The stolen data included names, addresses and encrypted credit card details of hotel customers. Hackers also stole travel histories and passport numbers of a smaller group of guests. It’s one of the bigger cybersecurity breaches in history. (Then again, the Facebook breach affecting 30 million accounts, announced last September, was nothing to sneeze at.)
■ Another company having a bad news week: Huawei. Meng Wanzhou, a top executive and daughter of the company founder, was arrested last week in Canada at the request of the United States, in a move that will certainly increase tensions between the two countries.
Canada’s Justice Department said she was sought for extradition to the United States but did not give a reason. The United States government has long expressed concern about Huawei’s surveillance capabilities because of the company’s close ties to the Chinese government.
• O.K., O.K., I’ll lighten things up. I wrote a column this week about how I tried to turn my food-obsessed dog, Max, into an Instagram celebrity — and failed. I tried everything: kissing up to influencers, getting professional consultations and even buying bots, but no dice. Here’s what I learned about the brutal space that is Instagram.
• I love New York Times crossword puzzles, and I know many of you do, too. So it was a delight to hear from Sam Ezersky, an assistant editor of puzzles, about the tech tools uses to create the crosswords as well as how puzzle-solving has changed in the smartphone era.
• This week there’s been some buzz around 5G, the fifth-generation wireless network from cellular carriers, meaning a faster cellular connection might be closer to reality.
Both AT&T and Verizon Wireless announced they would support a yet-to-be-named 5G phone from Samsung next year. The 5G network will theoretically be so fast that people will be able to download movies in seconds. (I’ll believe it when I see it — I still struggle to get a good 4G LTE signal in San Francisco.)
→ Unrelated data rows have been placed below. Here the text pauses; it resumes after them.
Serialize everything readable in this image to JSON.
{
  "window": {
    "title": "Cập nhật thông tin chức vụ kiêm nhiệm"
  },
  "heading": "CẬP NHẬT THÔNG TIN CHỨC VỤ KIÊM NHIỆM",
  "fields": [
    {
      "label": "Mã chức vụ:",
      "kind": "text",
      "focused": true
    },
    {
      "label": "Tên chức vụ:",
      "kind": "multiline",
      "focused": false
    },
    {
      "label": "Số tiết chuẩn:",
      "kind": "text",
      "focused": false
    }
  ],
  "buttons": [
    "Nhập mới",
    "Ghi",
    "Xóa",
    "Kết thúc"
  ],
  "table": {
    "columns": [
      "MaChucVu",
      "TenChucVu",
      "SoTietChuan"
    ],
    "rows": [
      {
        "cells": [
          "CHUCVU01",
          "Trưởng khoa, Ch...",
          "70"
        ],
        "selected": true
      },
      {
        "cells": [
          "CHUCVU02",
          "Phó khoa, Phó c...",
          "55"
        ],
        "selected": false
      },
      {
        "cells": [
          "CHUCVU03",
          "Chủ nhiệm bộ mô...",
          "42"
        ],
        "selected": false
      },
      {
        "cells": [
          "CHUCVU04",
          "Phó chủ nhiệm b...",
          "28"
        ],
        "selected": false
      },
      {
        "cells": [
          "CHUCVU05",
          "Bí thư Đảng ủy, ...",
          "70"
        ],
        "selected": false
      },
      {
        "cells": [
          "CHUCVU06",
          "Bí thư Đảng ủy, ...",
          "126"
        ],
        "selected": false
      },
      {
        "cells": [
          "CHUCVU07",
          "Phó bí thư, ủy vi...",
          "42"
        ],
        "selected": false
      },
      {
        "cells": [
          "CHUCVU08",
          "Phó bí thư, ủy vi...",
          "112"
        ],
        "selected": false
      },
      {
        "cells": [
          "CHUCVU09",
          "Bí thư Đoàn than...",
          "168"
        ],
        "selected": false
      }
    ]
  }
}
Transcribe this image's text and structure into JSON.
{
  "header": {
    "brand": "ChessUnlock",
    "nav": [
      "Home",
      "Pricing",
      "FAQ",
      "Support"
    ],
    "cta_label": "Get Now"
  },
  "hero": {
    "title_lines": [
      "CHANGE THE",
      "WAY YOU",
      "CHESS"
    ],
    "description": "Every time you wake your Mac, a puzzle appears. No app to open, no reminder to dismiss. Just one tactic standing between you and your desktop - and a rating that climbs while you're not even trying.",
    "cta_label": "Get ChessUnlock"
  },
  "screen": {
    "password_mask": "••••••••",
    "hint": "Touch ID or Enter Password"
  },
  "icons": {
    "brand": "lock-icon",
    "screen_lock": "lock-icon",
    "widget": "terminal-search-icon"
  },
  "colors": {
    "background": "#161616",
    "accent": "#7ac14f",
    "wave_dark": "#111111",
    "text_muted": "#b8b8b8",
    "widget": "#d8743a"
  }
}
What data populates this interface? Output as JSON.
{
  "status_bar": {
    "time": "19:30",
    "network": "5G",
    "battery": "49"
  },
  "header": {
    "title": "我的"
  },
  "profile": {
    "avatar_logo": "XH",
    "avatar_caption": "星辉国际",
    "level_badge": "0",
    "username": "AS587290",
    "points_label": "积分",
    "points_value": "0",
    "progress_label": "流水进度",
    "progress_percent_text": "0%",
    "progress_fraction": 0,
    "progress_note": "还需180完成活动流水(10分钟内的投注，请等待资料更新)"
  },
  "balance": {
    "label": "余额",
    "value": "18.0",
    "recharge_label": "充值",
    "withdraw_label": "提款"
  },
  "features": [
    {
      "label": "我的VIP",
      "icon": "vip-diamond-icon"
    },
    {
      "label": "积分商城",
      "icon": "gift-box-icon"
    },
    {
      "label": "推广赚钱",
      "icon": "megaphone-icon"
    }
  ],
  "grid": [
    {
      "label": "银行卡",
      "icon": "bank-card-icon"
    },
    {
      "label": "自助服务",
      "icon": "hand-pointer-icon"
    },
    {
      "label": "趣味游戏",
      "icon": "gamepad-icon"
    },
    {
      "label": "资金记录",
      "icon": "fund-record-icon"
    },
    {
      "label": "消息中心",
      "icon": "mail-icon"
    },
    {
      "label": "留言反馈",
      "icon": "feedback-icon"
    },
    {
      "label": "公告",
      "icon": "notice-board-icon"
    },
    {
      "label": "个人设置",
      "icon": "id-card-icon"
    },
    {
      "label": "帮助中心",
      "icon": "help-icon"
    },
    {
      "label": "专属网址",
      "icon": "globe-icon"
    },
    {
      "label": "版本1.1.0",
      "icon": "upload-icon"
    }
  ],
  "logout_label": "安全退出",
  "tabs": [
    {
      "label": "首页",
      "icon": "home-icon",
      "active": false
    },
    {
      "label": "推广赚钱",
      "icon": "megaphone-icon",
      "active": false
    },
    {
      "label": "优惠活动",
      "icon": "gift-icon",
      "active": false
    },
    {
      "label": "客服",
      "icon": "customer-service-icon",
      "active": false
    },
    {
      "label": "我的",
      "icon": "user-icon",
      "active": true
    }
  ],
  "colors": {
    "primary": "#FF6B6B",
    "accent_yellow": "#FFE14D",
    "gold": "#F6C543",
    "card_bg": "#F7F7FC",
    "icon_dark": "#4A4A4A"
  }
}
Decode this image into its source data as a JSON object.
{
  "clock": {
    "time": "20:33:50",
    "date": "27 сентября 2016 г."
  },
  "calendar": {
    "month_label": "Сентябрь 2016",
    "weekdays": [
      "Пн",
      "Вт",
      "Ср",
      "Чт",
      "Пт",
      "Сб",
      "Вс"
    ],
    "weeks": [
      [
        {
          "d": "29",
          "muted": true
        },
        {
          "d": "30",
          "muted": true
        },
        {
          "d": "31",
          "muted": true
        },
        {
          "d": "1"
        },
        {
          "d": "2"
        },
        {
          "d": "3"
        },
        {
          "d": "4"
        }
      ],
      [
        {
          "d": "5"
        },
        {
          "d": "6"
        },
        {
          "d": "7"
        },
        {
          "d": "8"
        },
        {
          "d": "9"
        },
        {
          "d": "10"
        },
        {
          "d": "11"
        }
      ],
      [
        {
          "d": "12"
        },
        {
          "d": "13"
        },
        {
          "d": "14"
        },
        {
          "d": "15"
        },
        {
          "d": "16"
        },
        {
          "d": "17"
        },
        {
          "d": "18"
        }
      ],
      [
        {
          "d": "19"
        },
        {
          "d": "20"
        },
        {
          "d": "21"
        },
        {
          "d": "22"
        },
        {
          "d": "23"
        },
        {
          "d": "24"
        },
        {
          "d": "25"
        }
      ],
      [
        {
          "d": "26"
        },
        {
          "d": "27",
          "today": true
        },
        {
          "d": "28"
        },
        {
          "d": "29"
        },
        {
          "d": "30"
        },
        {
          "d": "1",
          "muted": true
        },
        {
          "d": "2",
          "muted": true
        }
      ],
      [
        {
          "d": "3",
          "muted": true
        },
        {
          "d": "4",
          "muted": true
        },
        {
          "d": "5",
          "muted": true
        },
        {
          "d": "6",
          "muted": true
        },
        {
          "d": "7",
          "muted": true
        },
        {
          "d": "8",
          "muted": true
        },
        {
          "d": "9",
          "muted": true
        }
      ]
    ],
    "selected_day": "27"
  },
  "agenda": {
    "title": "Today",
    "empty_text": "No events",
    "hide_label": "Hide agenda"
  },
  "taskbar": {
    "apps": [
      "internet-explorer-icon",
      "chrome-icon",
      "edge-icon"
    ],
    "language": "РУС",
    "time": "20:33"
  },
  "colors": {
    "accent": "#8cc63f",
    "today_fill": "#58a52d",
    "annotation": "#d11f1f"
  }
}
Brian X. Chen is the lead consumer technology writer. He reviews products and writes Tech Fix, a column about solving tech-related problems. Before joining The Times in 2011 he reported on Apple and the wireless industry for Wired. @bxchen